(2009) Big River - Mining Sediment Assessment


The Old Lead Belt is a historic lead and zinc mining district within the Southeast Missouri Lead Mining District, and was a leading producer of lead worldwide from 1869 to 1972. There are major concerns about the long-term stability and toxic risk of mill waste dumps and mining sediment in rivers draining the mining areas of the Old Lead Belt. (As used here, mill tailings-derived materials released to the river that are transported and deposited downstream are referred to as mining sediment.)

Six major chat piles and tailings impoundments in the Old Lead Belt have been identified as major original source points of contaminated mining sediments within the Big River watershed. These abandoned dump sites are located in the towns of Leadwood, Desloge, Elvins/Rivermines, Park Hills/Federal, Flat River/National, and Bonne Terre. Historically, mine/mill wastes have been discharged directly into streams, were gradually eroded into streams, or catastrophically released into streams en masse due to tailings dam failures.

Past and ongoing releases of tailings have contaminated channel sediments and floodplain deposits along 90 miles of the Big River and its tributaries (MDNR, 2007), with lead and zinc in excess of Probable Effects Concentrations (PEC) established by MacDonald et al. (2000). The Missouri 2004/2006 303(d) List identifies over 93 miles of the Big River as impaired due to tailings sediments and cadmium, lead, and zinc, and another 10 miles along its tributaries.

A TMDL has been approved for lead, zinc, and sediment for the Big River and Flat River Creek (MDNR, 2007). There are also documented ecological consequences of mining contamination in the Big River.
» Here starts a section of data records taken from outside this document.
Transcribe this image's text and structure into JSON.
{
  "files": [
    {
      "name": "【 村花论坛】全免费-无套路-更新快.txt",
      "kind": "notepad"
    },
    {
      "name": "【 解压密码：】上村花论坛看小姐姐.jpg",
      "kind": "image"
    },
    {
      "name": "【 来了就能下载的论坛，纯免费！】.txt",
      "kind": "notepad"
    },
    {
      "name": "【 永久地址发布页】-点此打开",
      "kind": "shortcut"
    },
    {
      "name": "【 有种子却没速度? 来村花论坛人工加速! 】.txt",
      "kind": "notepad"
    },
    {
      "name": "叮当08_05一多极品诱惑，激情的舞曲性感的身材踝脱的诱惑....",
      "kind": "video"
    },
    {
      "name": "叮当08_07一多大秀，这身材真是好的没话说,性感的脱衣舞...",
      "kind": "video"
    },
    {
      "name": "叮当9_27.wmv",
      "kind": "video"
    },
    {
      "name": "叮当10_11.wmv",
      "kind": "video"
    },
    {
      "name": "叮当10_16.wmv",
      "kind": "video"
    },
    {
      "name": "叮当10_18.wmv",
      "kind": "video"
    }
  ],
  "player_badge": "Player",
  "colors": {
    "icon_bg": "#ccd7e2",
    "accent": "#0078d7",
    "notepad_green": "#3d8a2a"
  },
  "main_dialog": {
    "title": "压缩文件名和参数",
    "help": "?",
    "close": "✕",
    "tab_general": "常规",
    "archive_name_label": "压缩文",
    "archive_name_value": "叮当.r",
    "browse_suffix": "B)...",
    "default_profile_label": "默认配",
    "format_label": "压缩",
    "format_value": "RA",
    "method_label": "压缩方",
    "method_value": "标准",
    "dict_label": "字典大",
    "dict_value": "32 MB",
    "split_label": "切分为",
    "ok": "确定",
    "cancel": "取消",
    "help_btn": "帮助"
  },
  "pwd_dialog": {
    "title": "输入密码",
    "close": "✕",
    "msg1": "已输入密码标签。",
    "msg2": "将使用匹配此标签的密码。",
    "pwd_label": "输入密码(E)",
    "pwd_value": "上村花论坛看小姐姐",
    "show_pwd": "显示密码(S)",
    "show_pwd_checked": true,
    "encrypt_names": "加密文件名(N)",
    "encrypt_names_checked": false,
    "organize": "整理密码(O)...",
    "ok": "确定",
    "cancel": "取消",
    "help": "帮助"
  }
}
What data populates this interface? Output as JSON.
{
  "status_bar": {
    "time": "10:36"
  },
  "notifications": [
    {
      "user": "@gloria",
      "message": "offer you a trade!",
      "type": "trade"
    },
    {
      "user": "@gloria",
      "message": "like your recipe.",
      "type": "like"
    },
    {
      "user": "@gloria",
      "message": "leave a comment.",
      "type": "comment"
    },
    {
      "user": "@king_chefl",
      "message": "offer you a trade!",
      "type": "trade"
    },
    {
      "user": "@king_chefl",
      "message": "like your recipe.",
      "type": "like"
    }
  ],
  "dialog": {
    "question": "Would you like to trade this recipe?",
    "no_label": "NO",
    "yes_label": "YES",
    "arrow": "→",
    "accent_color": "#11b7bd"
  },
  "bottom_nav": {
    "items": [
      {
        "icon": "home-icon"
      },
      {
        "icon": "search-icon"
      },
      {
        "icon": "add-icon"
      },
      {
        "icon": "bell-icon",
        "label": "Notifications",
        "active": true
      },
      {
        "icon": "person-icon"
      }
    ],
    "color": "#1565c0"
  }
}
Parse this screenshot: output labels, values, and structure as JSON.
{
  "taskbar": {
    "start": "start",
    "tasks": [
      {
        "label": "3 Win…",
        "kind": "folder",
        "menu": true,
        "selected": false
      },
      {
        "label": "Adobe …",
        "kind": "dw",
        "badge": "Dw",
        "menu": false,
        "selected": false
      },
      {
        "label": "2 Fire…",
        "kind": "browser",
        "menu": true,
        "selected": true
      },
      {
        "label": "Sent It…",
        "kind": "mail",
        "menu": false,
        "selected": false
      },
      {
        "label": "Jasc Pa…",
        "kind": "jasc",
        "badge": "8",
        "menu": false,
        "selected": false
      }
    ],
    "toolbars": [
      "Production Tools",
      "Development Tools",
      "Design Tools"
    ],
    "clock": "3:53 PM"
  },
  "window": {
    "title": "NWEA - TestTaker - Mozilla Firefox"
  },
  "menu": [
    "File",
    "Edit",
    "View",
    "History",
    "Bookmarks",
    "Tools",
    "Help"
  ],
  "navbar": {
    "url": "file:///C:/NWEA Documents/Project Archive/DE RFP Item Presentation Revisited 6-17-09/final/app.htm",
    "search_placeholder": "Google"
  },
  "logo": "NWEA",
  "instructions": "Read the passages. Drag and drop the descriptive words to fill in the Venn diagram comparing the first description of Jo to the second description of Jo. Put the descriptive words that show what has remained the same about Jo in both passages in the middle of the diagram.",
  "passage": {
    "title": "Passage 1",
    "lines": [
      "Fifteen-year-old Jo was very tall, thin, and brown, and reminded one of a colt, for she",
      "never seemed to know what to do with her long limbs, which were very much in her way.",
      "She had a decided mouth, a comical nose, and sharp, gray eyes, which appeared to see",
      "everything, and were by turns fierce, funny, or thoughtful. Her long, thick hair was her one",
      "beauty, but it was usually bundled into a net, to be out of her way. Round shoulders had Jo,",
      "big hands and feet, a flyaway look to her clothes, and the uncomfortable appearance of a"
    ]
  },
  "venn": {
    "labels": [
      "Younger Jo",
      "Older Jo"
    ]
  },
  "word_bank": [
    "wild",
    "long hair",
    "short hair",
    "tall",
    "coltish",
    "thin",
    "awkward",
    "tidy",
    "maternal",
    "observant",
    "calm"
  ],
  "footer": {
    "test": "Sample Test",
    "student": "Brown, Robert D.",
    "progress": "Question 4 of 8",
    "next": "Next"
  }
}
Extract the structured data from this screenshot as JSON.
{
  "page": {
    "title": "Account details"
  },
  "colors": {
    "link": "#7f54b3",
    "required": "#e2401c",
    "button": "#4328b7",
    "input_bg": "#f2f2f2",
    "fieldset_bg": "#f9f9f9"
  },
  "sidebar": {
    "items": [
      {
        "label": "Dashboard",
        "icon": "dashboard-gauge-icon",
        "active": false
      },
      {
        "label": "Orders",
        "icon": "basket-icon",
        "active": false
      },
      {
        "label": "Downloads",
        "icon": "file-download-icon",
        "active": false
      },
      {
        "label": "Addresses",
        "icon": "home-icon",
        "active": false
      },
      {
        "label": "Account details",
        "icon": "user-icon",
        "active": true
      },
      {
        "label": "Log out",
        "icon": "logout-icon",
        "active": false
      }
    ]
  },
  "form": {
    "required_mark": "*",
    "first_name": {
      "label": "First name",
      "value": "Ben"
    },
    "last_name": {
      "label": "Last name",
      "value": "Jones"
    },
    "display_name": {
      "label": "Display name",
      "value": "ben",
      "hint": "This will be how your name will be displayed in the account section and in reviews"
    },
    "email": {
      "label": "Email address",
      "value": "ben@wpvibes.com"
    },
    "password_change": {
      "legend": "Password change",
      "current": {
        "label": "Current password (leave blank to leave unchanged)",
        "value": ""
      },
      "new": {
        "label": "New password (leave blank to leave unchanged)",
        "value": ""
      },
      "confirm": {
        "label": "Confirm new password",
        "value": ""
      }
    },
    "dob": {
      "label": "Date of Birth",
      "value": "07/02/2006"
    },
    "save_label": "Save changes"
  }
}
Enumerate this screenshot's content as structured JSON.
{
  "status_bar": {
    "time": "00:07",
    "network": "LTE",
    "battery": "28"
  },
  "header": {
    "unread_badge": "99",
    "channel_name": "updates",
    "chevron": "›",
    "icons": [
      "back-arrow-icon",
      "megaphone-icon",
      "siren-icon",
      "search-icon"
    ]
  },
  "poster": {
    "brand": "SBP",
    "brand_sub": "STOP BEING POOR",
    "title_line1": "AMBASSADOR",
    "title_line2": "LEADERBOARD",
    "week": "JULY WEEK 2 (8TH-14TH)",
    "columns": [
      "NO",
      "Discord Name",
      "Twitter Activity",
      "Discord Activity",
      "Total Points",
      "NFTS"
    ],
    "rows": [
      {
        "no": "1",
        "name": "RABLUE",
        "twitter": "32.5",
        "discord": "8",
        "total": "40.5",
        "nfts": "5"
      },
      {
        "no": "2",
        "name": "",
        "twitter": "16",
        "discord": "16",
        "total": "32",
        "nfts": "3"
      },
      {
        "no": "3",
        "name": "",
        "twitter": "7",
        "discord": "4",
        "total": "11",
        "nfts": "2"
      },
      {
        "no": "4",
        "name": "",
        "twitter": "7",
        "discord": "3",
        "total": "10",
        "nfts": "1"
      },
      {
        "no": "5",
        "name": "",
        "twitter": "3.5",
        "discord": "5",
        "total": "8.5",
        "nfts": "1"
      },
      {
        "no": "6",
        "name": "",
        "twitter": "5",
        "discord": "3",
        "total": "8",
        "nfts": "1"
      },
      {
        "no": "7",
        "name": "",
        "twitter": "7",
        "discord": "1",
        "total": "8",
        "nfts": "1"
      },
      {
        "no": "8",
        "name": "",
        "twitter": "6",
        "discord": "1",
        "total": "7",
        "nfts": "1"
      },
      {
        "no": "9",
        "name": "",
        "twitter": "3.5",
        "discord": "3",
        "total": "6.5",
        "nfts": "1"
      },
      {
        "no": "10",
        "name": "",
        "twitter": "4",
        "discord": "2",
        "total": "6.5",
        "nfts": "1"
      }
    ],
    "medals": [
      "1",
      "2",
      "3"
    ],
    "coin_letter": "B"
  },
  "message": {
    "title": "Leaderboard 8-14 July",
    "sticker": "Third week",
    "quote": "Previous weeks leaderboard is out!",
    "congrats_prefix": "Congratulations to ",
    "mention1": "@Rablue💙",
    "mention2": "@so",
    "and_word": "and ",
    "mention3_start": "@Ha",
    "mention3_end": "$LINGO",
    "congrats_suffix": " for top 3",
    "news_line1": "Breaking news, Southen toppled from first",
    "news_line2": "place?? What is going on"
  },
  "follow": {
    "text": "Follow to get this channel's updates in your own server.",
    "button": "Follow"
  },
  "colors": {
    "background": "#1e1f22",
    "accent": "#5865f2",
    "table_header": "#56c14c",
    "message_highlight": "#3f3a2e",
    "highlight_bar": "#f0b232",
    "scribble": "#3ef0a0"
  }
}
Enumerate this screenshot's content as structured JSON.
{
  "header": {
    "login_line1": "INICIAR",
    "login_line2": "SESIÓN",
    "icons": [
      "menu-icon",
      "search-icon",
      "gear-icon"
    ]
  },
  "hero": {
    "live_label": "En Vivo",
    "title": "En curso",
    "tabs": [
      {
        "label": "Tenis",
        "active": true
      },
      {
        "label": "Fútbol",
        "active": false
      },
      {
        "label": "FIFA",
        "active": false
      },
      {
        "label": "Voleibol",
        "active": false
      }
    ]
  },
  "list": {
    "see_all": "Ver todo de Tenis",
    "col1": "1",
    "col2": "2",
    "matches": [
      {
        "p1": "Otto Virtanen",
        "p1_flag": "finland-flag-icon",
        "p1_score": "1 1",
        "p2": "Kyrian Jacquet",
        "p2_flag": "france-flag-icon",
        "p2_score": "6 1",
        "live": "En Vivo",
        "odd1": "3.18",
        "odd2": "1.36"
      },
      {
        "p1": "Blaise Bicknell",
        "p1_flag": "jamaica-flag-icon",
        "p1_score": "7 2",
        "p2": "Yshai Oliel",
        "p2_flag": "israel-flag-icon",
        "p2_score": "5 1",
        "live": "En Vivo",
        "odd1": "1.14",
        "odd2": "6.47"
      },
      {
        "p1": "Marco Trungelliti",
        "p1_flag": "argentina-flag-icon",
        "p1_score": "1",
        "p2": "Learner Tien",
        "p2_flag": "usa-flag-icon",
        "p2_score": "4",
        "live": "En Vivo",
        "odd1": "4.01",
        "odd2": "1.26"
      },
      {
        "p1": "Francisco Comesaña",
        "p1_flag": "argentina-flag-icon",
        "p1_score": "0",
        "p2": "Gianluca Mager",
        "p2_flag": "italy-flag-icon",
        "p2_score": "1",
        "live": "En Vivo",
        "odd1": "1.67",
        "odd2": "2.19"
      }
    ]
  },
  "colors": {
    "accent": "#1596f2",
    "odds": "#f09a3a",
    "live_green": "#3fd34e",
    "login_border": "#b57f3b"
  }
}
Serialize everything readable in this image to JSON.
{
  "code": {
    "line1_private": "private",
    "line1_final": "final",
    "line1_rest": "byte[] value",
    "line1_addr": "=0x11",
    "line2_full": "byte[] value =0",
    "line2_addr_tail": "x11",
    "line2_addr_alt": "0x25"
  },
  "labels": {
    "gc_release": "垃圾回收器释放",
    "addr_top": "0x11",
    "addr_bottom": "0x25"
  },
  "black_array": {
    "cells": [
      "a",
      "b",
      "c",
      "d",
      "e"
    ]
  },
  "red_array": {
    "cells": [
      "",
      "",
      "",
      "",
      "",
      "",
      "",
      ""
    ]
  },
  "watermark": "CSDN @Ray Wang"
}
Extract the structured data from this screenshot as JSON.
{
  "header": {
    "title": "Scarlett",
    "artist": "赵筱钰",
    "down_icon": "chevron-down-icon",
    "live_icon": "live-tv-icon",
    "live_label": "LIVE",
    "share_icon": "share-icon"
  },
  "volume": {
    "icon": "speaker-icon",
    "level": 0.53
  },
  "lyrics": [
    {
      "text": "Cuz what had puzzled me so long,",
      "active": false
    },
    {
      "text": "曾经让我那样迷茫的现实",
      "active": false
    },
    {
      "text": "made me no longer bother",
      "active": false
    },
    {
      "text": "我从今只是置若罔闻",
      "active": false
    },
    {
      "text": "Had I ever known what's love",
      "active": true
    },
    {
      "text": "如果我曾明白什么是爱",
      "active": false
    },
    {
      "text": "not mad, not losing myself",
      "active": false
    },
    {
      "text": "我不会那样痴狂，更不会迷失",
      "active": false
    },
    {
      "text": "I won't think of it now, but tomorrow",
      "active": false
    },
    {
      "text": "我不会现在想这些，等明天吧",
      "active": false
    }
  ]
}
Reduced mussel numbers and diversity have been documented in reaches below tailings input points (Buchanon et al., 1979; Schmitt et al., 1987; Roberts and Bruenderman, 2000). A 2007 screening level survey of mussel populations and sediment metal concentrations in the Big River demonstrated that mussels are less abundant and less diverse in sampling locations below mining impacts where sediment concentrations exceed the PEC for lead and/or zinc (Mosby et al, 2008). Moreover, elevated levels of metals have been found in aquatic plants and animals in contaminated segments of the Big River (Schmitt and Finger, 1982).


  1. Quantify the volume and downstream distribution of mining sediment storage in channel bed and bar deposits,
  2. Quantify the volume and downstream distribution of contaminated sediment in overbank floodplain areas, and
  3. Determine the rates of mining sediment transport and probable residence times in the Big River Watershed